§ **What you need to do**
The records below must be copied out completely and exactly.
--- Records for this exercise Enclosed Below ---
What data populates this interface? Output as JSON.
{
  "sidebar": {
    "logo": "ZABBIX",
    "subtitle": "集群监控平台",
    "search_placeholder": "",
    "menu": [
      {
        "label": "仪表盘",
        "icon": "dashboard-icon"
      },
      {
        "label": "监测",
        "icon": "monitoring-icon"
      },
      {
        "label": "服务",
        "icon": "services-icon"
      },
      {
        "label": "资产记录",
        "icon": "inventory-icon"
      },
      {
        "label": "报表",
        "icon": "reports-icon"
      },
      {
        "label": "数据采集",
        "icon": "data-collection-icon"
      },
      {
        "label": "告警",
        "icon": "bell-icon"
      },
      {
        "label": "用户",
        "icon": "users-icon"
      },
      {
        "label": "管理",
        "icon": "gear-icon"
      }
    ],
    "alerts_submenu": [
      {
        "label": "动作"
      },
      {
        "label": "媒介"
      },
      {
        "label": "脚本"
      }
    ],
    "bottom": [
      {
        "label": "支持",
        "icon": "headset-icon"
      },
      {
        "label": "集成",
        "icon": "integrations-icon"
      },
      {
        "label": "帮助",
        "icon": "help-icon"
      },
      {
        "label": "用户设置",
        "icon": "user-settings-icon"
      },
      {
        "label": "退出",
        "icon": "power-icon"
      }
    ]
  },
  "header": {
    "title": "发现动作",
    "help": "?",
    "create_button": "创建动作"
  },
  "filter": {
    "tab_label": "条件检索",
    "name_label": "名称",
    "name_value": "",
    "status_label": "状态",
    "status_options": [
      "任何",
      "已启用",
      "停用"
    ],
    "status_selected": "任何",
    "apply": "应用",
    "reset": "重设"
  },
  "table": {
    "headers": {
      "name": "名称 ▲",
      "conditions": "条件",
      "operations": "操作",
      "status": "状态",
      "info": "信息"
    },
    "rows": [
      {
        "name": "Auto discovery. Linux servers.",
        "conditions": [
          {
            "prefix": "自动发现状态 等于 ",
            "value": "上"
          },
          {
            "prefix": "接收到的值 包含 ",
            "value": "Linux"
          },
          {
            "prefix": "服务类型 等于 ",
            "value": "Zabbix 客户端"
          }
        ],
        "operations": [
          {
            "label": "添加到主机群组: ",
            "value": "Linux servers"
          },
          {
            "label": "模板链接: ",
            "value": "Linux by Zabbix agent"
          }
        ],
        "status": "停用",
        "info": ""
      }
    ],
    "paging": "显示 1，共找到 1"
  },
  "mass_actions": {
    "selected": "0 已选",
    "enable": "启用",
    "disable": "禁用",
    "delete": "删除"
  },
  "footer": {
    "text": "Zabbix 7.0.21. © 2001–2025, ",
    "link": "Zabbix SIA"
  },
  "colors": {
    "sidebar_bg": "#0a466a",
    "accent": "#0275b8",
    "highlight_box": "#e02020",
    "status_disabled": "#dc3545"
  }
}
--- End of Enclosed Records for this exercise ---
§ **Exercise output**
What data populates this interface? Output as JSON.
{
  "sidebar": {
    "logo": "ZABBIX",
    "subtitle": "集群监控平台",
    "search_placeholder": "",
    "menu": [
      {
        "label": "仪表盘",
        "icon": "dashboard-icon"
      },
      {
        "label": "监测",
        "icon": "monitoring-icon"
      },
      {
        "label": "服务",
        "icon": "services-icon"
      },
      {
        "label": "资产记录",
        "icon": "inventory-icon"
      },
      {
        "label": "报表",
        "icon": "reports-icon"
      },
      {
        "label": "数据采集",
        "icon": "data-collection-icon"
      },
      {
        "label": "告警",
        "icon": "bell-icon"
      },
      {
        "label": "用户",
        "icon": "users-icon"
      },
      {
        "label": "管理",
        "icon": "gear-icon"
      }
    ],
    "alerts_submenu": [
      {
        "label": "动作"
      },
      {
        "label": "媒介"
      },
      {
        "label": "脚本"
      }
    ],
    "bottom": [
      {
        "label": "支持",
        "icon": "headset-icon"
      },
      {
        "label": "集成",
        "icon": "integrations-icon"
      },
      {
        "label": "帮助",
        "icon": "help-icon"
      },
      {
        "label": "用户设置",
        "icon": "user-settings-icon"
      },
      {
        "label": "退出",
        "icon": "power-icon"
      }
    ]
  },
  "header": {
    "title": "发现动作",
    "help": "?",
    "create_button": "创建动作"
  },
  "filter": {
    "tab_label": "条件检索",
    "name_label": "名称",
    "name_value": "",
    "status_label": "状态",
    "status_options": [
      "任何",
      "已启用",
      "停用"
    ],
    "status_selected": "任何",
    "apply": "应用",
    "reset": "重设"
  },
  "table": {
    "headers": {
      "name": "名称 ▲",
      "conditions": "条件",
      "operations": "操作",
      "status": "状态",
      "info": "信息"
    },
    "rows": [
      {
        "name": "Auto discovery. Linux servers.",
        "conditions": [
          {
            "prefix": "自动发现状态 等于 ",
            "value": "上"
          },
          {
            "prefix": "接收到的值 包含 ",
            "value": "Linux"
          },
          {
            "prefix": "服务类型 等于 ",
            "value": "Zabbix 客户端"
          }
        ],
        "operations": [
          {
            "label": "添加到主机群组: ",
            "value": "Linux servers"
          },
          {
            "label": "模板链接: ",
            "value": "Linux by Zabbix agent"
          }
        ],
        "status": "停用",
        "info": ""
      }
    ],
    "paging": "显示 1，共找到 1"
  },
  "mass_actions": {
    "selected": "0 已选",
    "enable": "启用",
    "disable": "禁用",
    "delete": "删除"
  },
  "footer": {
    "text": "Zabbix 7.0.21. © 2001–2025, ",
    "link": "Zabbix SIA"
  },
  "colors": {
    "sidebar_bg": "#0a466a",
    "accent": "#0275b8",
    "highlight_box": "#e02020",
    "status_disabled": "#dc3545"
  }
}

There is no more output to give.